Whenever a line of the data below holds the string "JSON", copy that line.

--- Data extract ---

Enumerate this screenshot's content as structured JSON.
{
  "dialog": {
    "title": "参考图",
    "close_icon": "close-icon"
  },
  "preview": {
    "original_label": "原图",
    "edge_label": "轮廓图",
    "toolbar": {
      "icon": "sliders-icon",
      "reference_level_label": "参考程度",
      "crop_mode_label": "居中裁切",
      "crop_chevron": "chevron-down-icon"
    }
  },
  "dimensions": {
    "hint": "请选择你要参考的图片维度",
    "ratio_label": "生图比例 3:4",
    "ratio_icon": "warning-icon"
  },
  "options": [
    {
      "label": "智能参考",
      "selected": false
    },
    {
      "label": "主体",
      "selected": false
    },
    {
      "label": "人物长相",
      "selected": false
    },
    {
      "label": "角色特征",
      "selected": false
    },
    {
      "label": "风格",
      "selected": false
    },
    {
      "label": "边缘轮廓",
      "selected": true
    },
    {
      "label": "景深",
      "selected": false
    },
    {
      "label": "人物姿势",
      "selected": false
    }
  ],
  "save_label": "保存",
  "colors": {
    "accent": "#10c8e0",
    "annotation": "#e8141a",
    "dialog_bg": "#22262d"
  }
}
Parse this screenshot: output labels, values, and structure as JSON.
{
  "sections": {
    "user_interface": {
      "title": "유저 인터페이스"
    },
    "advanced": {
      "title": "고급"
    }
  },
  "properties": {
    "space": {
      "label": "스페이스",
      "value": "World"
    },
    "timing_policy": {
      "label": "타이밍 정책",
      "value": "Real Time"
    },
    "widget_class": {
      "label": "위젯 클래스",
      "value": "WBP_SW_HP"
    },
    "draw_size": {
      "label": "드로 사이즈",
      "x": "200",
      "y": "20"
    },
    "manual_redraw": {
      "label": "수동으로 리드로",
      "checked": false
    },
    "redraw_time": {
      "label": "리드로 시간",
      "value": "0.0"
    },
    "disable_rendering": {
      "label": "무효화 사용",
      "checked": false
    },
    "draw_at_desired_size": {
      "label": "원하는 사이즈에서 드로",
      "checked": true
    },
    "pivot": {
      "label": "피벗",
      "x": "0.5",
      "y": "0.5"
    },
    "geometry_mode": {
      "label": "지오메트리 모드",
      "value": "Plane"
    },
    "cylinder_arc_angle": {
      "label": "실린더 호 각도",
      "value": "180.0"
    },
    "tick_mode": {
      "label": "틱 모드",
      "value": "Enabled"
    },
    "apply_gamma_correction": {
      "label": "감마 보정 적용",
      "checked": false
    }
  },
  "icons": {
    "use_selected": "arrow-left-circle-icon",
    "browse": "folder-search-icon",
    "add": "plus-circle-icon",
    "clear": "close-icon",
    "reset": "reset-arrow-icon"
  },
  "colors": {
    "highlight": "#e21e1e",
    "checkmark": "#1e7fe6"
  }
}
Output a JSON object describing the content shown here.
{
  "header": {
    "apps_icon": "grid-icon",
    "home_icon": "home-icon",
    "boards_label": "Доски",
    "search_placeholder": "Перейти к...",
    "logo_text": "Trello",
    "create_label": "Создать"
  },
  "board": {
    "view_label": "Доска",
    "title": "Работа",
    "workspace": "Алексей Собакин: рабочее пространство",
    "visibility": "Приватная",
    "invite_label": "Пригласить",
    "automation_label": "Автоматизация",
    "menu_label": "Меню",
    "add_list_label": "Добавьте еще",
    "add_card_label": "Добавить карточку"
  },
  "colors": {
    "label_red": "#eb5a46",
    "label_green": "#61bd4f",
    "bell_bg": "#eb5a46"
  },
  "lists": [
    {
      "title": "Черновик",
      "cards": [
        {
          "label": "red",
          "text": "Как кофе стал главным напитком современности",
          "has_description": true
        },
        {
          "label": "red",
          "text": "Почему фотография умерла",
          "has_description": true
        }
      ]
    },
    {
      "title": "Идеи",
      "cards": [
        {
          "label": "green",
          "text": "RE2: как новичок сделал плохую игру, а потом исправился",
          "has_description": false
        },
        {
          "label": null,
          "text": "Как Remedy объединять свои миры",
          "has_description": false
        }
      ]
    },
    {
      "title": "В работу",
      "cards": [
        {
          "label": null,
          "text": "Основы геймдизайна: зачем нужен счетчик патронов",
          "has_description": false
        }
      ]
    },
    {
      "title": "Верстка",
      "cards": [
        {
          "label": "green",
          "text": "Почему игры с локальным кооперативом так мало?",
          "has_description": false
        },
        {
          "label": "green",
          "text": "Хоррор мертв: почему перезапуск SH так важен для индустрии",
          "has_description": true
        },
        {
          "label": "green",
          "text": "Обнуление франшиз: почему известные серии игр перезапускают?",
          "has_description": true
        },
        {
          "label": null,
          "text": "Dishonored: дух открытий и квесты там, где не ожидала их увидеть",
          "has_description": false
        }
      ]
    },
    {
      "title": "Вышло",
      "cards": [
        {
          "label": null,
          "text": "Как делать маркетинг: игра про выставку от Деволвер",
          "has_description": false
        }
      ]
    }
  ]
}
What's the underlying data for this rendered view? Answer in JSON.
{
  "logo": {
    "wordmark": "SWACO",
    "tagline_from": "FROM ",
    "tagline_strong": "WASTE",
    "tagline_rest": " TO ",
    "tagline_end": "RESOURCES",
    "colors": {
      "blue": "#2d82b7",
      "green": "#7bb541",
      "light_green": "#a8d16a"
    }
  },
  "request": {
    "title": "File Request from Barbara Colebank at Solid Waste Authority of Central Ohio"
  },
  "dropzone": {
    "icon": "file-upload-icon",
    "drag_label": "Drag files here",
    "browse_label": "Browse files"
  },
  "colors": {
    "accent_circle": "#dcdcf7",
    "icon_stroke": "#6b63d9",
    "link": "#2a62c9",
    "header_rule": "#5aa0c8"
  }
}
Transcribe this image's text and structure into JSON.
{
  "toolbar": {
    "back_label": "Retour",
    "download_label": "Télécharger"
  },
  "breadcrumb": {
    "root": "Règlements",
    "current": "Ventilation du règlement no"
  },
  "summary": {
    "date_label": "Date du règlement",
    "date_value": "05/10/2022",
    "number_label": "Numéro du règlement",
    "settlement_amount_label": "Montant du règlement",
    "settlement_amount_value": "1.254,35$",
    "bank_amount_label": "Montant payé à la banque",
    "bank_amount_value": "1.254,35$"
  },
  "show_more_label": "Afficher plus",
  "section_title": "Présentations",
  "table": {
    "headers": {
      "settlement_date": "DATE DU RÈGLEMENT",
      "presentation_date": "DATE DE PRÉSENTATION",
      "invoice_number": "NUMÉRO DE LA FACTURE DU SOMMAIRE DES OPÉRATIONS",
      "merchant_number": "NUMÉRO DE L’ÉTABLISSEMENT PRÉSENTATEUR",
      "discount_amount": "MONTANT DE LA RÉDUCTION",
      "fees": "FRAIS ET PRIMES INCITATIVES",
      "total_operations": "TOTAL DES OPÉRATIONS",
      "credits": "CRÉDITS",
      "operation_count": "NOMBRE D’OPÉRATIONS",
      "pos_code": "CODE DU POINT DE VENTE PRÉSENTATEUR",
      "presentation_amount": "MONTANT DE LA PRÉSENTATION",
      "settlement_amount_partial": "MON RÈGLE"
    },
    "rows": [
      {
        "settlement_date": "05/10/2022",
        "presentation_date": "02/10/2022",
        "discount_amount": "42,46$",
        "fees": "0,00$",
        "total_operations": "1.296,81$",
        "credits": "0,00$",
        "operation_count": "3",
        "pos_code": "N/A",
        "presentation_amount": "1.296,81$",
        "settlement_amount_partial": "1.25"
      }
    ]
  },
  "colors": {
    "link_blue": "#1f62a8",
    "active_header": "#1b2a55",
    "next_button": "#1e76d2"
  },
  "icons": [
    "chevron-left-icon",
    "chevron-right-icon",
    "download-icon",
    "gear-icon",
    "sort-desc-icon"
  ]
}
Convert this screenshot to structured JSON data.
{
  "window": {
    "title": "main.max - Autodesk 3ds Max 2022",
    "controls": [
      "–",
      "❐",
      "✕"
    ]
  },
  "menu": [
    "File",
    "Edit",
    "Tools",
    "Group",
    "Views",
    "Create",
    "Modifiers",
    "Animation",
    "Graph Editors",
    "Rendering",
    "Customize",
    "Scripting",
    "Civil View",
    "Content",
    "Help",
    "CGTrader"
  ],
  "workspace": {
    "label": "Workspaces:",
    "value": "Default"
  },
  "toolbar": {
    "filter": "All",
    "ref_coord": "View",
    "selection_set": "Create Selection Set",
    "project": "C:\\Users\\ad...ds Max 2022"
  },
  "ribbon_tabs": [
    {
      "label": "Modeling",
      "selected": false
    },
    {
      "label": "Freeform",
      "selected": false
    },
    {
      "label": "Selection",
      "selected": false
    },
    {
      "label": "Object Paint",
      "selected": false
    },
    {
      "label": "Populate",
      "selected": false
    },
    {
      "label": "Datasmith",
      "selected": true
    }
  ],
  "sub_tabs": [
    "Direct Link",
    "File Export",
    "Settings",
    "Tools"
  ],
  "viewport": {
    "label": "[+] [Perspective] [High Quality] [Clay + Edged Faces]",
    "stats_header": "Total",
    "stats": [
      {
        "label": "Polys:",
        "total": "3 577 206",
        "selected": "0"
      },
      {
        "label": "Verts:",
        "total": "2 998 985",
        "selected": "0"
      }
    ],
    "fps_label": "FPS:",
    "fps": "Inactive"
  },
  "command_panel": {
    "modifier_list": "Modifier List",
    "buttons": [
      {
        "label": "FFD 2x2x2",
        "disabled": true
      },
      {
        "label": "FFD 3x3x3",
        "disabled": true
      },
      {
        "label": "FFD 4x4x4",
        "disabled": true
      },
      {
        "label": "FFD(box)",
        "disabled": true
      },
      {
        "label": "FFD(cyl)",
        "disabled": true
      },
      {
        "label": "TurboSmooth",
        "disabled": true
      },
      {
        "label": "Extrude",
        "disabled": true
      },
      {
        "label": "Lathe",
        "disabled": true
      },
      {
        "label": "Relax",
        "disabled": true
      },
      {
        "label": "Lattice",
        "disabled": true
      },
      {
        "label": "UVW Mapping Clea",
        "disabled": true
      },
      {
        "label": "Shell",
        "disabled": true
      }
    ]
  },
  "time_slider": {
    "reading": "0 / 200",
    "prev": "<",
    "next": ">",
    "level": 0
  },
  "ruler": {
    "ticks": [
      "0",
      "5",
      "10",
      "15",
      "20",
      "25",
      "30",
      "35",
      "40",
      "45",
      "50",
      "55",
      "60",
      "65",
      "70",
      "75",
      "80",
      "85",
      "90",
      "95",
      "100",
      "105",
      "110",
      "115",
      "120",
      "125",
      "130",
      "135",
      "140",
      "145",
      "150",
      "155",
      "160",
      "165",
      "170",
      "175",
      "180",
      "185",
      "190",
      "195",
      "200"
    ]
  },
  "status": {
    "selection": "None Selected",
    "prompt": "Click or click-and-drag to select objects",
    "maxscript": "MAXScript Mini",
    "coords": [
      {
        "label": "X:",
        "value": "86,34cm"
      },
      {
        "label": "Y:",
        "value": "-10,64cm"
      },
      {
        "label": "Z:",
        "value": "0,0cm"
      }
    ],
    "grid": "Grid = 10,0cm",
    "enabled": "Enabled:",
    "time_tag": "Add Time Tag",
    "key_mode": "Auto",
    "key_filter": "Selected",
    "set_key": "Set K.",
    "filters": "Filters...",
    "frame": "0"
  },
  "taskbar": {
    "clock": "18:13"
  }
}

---

Result of the exercise
Enumerate this screenshot's content as structured JSON.
Parse this screenshot: output labels, values, and structure as JSON.
Output a JSON object describing the content shown here.
What's the underlying data for this rendered view? Answer in JSON.
Transcribe this image's text and structure into JSON.
Convert this screenshot to structured JSON data.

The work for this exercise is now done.